## Prompt
Search the material for the string "value" and reply with how many lines contain it, nothing else.

Content starts

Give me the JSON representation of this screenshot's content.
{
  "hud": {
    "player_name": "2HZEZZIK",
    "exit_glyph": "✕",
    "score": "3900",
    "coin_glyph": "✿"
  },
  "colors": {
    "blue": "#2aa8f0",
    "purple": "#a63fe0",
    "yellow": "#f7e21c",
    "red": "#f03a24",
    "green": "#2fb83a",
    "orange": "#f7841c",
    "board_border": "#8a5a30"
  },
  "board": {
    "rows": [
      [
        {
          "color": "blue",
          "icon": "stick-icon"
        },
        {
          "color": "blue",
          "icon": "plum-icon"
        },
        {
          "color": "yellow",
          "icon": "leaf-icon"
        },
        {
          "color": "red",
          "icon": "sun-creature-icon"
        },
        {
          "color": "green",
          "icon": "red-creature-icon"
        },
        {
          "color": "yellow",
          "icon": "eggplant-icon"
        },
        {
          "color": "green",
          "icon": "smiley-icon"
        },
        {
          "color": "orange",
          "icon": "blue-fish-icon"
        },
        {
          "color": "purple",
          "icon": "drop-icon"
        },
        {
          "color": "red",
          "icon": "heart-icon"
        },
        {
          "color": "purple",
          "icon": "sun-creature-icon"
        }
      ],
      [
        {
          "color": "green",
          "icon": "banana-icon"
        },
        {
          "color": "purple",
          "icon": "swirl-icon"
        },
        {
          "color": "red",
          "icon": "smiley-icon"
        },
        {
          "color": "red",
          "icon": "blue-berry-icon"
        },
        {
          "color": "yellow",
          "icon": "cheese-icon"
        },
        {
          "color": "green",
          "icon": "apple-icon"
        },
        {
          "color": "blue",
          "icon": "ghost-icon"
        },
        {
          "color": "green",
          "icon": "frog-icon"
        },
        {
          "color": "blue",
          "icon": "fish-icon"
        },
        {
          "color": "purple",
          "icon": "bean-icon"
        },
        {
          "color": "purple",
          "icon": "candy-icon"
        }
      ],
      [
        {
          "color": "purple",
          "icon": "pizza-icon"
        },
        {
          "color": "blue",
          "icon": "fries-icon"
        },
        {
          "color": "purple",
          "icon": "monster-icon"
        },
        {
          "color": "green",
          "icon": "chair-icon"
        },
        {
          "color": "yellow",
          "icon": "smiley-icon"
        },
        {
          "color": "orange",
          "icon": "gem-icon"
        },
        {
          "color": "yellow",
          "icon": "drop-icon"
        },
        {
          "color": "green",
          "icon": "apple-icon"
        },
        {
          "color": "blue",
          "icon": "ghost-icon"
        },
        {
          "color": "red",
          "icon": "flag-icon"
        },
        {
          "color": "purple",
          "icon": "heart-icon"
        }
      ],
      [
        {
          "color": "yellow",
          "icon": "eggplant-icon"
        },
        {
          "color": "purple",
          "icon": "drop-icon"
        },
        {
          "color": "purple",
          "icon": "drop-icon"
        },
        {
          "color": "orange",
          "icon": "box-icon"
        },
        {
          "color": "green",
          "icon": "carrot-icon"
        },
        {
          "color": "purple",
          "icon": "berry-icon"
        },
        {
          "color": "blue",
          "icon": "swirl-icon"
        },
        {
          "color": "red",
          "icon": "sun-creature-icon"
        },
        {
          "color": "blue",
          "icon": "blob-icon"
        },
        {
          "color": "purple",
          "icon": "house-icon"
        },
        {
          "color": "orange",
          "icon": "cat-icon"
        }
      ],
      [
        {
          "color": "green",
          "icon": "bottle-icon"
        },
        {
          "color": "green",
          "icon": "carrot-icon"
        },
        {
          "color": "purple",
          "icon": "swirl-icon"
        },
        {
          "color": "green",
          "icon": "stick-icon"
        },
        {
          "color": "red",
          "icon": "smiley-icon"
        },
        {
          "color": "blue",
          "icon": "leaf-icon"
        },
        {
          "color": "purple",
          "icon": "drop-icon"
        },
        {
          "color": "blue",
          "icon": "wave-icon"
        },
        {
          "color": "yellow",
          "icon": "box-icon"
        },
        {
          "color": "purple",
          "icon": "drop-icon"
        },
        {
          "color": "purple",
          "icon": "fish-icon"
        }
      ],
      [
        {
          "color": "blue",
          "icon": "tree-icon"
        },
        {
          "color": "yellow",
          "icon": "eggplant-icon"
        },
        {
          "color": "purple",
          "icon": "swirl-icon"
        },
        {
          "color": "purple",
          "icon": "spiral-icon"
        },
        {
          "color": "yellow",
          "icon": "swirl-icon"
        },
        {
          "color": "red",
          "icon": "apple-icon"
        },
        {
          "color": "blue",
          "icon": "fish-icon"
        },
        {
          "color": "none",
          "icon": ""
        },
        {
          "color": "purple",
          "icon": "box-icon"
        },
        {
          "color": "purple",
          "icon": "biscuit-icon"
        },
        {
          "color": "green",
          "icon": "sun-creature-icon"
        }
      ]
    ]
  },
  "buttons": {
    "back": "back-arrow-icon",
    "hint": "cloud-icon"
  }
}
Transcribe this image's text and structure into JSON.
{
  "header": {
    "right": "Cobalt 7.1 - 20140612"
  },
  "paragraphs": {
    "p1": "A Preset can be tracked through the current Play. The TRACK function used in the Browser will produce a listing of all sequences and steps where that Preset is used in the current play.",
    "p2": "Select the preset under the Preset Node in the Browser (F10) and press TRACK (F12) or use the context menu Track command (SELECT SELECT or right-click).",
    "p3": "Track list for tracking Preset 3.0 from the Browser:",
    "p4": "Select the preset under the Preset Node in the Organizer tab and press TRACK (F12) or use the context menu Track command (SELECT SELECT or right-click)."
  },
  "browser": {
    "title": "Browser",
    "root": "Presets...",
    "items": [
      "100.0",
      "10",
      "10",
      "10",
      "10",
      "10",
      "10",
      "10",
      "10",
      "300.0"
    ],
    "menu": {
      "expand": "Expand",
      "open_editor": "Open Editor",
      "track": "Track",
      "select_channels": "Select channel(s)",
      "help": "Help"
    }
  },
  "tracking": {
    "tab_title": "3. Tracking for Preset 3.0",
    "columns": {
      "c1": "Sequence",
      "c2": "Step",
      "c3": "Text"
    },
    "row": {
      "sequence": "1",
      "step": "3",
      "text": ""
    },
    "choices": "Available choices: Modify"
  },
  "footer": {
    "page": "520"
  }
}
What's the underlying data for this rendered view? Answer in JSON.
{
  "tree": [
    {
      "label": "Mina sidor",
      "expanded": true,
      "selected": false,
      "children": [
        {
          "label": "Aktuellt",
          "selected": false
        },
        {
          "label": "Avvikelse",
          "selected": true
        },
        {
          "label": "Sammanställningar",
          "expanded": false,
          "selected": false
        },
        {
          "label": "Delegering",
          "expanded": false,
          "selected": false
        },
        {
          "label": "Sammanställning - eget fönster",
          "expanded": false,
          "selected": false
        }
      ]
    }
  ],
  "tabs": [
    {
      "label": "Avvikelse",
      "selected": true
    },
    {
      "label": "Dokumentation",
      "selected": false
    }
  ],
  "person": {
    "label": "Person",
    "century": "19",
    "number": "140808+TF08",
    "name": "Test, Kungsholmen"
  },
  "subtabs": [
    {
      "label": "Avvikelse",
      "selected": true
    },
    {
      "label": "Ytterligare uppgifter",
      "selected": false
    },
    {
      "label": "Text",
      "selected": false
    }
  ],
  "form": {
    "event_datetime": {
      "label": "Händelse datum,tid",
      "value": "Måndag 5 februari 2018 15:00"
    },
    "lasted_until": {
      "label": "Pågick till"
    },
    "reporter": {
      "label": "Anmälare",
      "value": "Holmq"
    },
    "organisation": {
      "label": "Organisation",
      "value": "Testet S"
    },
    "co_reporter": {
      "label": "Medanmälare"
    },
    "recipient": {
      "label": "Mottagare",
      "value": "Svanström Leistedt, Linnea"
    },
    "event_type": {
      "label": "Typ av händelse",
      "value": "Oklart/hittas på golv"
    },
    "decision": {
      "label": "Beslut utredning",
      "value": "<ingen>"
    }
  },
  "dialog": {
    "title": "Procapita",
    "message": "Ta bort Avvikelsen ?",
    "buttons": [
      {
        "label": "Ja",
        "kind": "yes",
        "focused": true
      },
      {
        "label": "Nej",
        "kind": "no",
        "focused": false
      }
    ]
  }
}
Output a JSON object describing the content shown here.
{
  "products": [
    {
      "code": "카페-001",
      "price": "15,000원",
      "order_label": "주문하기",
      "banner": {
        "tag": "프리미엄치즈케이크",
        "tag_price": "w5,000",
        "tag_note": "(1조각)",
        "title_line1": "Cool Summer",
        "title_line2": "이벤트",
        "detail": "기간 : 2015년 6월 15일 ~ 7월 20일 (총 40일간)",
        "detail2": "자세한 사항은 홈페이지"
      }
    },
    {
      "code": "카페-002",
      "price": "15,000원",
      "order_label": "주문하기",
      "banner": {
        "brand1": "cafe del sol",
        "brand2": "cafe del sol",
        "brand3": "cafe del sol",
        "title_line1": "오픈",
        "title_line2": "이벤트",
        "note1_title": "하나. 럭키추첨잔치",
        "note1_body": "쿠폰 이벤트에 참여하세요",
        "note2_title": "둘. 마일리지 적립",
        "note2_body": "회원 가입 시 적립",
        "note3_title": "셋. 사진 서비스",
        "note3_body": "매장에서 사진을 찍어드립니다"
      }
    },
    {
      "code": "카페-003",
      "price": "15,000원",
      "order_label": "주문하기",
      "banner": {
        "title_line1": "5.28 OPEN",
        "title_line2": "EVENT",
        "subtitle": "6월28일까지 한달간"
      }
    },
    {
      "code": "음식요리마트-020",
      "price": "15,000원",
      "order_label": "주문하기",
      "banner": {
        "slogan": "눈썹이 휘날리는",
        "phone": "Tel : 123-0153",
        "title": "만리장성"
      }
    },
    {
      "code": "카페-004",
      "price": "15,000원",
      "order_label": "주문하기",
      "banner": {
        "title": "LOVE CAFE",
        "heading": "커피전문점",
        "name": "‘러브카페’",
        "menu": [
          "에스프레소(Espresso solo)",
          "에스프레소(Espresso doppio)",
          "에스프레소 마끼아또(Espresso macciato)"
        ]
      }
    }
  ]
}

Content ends

## Exercise result
6